The Publishing Problems
The book has 364 pages, is perfect-bound, is only 5" wide, and uses a heavy-weight paper (I'm guessing 90#). So it turns into a "clamshell" when you read it, especially in the middle. If you let go of either side while reading, it snaps shut like a clam. Classic mistake. That makes it really hard to hold it and highlight things.
It's also a Sea of Text: Nothing but text. Not one single photo, drawing, illustration, graph, chart, or table. That makes it very hard to read. "Easy to read" is the motto of professional writers and publishers. They failed big on that count. Your eyes go bleary after a while.
Then it uses full justification on a page that is only 5" wide, with what looks like a 12 pt Times Roman font. So that combination leaves large unsightly gaps of white space between sentences as the publishing program tries to justify everything left and right. It has to add space to make up for what it can't align. It should have used either a wider page, smaller type, or left justification (my preference). Another classic rookie mistake.
Then it was clearly not reviewed by a good writer or editor: It is chock full of every rookie-writing mistake possible.
Then the page numbering is totally unprofessional. The first page (R) is what's called the Half-Title page (it replicates the front cover, but on the inside). The next page (L) is the copyright page (page ii). The next page (R) has just a quote and has no page number at all. The next (L) page is "Contents." That should read "Content," and has no page number. The next page (R) is blank with no page number. The next page (L) is titled Acknowledgments and is page 6. The next page starts the Introduction and is page 7.

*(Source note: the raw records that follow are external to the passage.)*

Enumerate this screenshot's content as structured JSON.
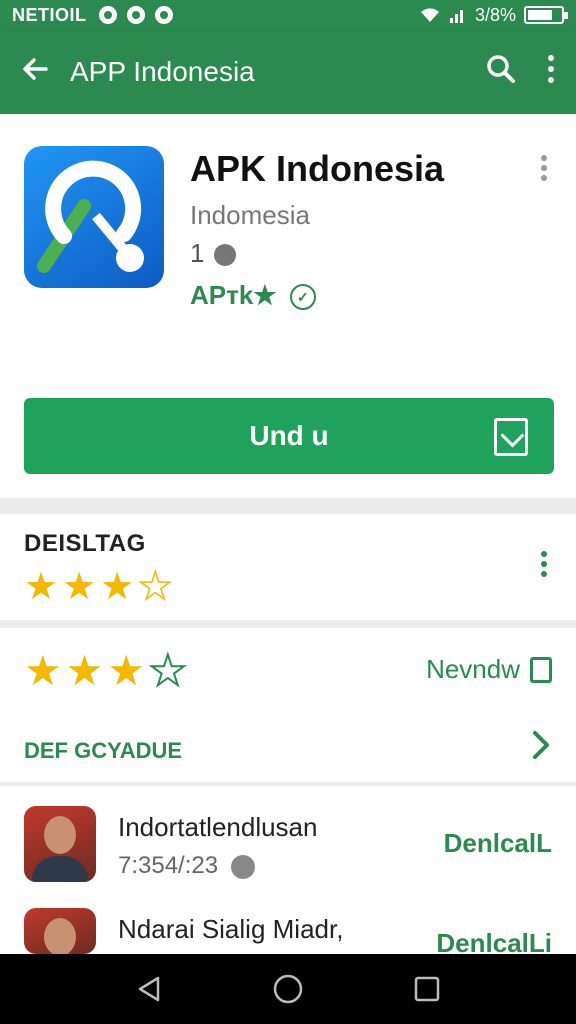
{
  "status_bar": {
    "carrier": "NETIOIL",
    "battery": "3/8%"
  },
  "app_bar": {
    "title": "APP Indonesia"
  },
  "app": {
    "name": "APK Indonesia",
    "developer": "Indomesia",
    "meta": "1",
    "tag": "APтk★",
    "install_label": "Und u",
    "icon_colors": [
      "#2196f3",
      "#0d5bc4"
    ]
  },
  "rating": {
    "title": "DEISLTAG",
    "stars": [
      "full",
      "full",
      "full",
      "empty"
    ]
  },
  "review": {
    "stars": [
      "full",
      "full",
      "full",
      "outline"
    ],
    "write_label": "Nevndw",
    "more_label": "DEF GCYADUE"
  },
  "list": [
    {
      "title": "Indortatlendlusan",
      "subtitle": "7:354/:23",
      "action": "DenlcalL"
    },
    {
      "title": "Ndarai Sialig Miadr,",
      "subtitle": "",
      "action": "DenlcalLi"
    }
  ],
  "colors": {
    "primary": "#2b8a4d",
    "install": "#1fa25a",
    "star": "#f5b800"
  }
}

So it goes from ii to 6 with several blank pages between. If you trace page 6 back to see where page 1 should be, it's the very first page: The Half Title page. Whoever handled the "publishing" part knew not what they were doing at all.
The index has only one level: Pretty useless.
The ENDNOTES (yes, all caps, no space) is pretty useless too because it is mostly a long list of Web URLs. This isn't very applicable to printed books. It would be better to make that a downloadable link of the references. But who refers to all those "end notes"?
The content is very difficult to read. Some parts get deep into the constitution and political thing, with the history of the Framers and so on. Then it gets into explaining about the Electoral College and other stuff I couldn't bare to read, and then talks about how the Internet can change things if we can introduce another amendment that abolishes the Electoral College and replace it with Internet voting. I'm all for that, although I doubt there's much chance of that ever happening.
Not recommended for casual reading. But it does have great background of our constitution and how government works that might be interesting to political students and maybe even our elected officials.
Based on the possibilities of internet voting, the author outlines a presidential election model that would remove the influence of money while strengthening ordinary voters' involvement in the selection process. Using the internet, the author's model is quite feasible in making President Lincoln's dictum of a "government of the people, by the people, and for the people" a reality.
The impediments are not technical or structural but are posed by the political parties and the politicians benefiting from the current money-driven election system. The question is how to change an anachronistic system when the power to change the system rests with the beneficiaries of this system. Change will only come when sufficient public pressure is directed at the political parties, the national and state legislatures.
The book represents an effective tool to raise public awareness and educate voters of the possibilities to challenge the current money-driven political process and institute a system in which each citizen will have a prominent voice and a real investment in our democracy.